@joe – knowing chinese is helpful for many languages so we think knowing english and mandarin keep our options very open. between phil and ladyada we have english, hebrew, some japanese, some spanish, some french and now – chinese. that’s prettty good we think.
we do not think “china’s manufacturing bubble will burst” but only time will tell, phil’s article can be re-visited in 5 years and we’ll see how things matched up 🙂
One of the few places left is Africa and it is curious to see China starting to invest there.
My take away from his article is "Watch out, China will overtake the US so you better learn to speak Chinese!" When China does become the #1 economy that will not change the fact that business is done in English. Isolated cases of a language barrier? Sure, and that it with any language.
Remember, the gate keepers are in North America and Europe. China is a manufacturing hub. In terms of quality and design expertise they are subpar.
I have been to Quanta, Hisense, Haier, TCL, Foxxconn, and other companies in Shenzhen, Qingdao, etc. You will be surprised at the quality (I use that term loosley) of product. China’s lack of technical ability and quality assurance is trumped by one thing: money. They want CHEAP – design robustness be damned. Chinese companies rely on the expertise of American and European engineers for smartphone, computer, tablet, and automotive designs. You will be surprised how many Chinese engineers have no clue how a circuit works when I ask them. They simply pulled it from multiple reference designs that are bolted together from what they find on the web.
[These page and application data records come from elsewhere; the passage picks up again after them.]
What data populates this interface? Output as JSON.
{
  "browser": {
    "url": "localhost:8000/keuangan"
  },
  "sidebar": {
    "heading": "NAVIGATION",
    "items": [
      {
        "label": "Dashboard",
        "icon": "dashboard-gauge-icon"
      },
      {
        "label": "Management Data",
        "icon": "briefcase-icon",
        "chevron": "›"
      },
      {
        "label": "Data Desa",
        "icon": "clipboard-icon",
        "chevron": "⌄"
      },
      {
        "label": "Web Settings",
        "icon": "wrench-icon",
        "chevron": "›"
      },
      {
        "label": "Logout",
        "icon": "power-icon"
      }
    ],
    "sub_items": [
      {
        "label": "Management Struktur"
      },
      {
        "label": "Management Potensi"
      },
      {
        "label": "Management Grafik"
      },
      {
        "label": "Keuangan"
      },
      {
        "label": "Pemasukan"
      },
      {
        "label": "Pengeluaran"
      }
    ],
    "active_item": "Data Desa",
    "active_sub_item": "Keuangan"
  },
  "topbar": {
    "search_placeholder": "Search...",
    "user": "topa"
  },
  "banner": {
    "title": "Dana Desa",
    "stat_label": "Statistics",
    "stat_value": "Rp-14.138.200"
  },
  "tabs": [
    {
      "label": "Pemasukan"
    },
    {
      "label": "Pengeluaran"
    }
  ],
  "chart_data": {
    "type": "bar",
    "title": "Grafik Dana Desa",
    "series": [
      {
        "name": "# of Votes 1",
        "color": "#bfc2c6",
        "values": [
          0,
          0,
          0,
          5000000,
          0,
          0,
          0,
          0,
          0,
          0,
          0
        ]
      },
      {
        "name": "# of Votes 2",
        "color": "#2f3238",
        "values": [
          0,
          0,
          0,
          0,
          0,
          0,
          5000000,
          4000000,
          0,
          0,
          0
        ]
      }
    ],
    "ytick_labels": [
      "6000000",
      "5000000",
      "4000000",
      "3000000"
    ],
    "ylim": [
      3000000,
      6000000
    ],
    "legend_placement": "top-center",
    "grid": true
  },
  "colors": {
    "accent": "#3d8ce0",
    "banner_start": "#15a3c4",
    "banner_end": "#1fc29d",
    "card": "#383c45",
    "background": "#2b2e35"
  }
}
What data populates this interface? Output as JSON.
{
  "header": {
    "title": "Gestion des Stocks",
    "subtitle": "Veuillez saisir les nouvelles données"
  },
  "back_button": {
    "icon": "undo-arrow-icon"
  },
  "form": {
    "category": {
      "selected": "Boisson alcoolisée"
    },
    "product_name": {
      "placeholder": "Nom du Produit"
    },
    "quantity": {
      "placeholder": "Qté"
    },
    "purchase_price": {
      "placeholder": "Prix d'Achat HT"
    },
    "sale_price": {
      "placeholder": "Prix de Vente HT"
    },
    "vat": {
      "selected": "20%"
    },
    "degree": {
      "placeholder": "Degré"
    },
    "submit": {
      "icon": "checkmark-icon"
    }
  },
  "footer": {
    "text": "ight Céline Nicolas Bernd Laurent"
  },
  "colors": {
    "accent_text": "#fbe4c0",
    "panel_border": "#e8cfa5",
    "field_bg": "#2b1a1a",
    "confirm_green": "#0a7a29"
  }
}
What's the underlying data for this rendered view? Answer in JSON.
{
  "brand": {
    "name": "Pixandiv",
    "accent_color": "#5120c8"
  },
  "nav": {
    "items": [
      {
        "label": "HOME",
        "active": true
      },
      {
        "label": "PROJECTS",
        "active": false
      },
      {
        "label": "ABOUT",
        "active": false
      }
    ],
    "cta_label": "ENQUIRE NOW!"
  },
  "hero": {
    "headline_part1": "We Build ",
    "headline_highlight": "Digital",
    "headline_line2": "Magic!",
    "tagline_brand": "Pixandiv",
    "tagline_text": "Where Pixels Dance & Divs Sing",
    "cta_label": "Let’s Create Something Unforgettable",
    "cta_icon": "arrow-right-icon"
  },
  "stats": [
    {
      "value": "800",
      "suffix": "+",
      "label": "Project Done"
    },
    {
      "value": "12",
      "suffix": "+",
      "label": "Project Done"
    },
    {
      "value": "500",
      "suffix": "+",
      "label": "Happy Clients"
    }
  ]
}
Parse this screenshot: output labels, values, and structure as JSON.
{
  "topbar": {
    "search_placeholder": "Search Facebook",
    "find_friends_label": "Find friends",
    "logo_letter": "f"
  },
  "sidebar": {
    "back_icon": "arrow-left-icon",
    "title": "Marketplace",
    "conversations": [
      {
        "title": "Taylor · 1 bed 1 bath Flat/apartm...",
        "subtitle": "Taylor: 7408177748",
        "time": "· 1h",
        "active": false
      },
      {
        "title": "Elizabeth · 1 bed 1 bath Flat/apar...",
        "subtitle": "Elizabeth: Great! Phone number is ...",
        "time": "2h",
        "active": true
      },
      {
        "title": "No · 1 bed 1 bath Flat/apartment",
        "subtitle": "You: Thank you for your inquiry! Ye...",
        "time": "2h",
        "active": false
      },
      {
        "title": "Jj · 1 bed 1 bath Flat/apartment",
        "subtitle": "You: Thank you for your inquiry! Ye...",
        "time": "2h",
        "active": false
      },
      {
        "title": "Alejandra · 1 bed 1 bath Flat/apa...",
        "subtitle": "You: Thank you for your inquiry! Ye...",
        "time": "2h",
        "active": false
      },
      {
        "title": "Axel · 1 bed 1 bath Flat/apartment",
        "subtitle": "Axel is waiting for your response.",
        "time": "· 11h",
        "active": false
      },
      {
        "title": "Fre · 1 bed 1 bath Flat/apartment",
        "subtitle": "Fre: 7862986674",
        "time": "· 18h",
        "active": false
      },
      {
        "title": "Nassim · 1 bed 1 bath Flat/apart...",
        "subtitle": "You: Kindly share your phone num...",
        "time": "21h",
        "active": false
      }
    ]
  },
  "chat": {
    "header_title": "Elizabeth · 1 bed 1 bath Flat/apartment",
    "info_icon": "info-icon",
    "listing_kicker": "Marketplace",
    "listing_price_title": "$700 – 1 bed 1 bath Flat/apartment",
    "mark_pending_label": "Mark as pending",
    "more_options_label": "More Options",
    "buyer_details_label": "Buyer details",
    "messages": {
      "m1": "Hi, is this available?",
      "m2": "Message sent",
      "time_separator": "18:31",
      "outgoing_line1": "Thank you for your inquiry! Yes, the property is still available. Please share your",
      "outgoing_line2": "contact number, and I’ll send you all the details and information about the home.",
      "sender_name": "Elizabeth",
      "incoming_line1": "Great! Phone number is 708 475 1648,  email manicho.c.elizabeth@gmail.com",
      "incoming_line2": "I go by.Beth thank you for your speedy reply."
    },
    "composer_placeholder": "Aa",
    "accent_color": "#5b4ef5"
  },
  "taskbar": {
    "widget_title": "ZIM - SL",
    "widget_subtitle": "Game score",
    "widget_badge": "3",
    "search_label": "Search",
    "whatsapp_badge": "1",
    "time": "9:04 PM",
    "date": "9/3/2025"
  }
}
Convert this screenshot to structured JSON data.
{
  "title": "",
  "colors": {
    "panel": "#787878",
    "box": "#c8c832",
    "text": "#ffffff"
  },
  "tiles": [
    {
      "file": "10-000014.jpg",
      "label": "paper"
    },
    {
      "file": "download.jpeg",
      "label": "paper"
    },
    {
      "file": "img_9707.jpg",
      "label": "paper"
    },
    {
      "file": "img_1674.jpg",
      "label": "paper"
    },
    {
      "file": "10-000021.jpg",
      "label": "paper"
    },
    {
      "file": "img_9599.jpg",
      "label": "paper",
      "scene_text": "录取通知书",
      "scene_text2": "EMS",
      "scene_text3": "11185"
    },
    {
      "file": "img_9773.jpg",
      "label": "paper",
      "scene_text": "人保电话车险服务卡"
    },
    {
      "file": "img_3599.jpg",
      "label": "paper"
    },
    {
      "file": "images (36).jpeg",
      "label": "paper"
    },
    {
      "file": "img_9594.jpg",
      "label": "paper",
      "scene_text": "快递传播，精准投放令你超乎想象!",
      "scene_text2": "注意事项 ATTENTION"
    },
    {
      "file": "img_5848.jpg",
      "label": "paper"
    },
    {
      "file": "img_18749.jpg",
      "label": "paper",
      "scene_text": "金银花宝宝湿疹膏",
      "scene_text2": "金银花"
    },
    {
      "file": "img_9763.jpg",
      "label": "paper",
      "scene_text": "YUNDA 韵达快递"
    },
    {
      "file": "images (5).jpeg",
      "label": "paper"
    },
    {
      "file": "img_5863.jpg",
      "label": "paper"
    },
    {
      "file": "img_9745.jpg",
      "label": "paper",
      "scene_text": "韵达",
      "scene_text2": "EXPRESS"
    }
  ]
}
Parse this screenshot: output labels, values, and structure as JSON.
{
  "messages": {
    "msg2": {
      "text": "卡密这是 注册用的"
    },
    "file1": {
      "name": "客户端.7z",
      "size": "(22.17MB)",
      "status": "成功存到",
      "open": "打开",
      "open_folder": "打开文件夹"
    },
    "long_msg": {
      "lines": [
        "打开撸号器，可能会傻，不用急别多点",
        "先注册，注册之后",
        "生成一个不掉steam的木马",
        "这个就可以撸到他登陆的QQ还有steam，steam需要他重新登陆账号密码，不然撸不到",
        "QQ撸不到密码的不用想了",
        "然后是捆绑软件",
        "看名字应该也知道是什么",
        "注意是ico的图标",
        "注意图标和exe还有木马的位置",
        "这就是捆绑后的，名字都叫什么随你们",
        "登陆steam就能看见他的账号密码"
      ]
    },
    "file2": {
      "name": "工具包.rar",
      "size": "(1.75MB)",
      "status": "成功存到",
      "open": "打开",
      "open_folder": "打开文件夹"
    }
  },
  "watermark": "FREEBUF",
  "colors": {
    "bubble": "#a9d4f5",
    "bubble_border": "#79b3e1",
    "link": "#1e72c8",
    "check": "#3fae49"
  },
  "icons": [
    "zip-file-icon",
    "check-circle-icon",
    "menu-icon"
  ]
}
Going back to learning Chinese, I would argue that it is not a requirement even for those who deal with China. As a matter of personal growth? Absolutely. But I do not agree that one needs to know Chinese to work or do business in China.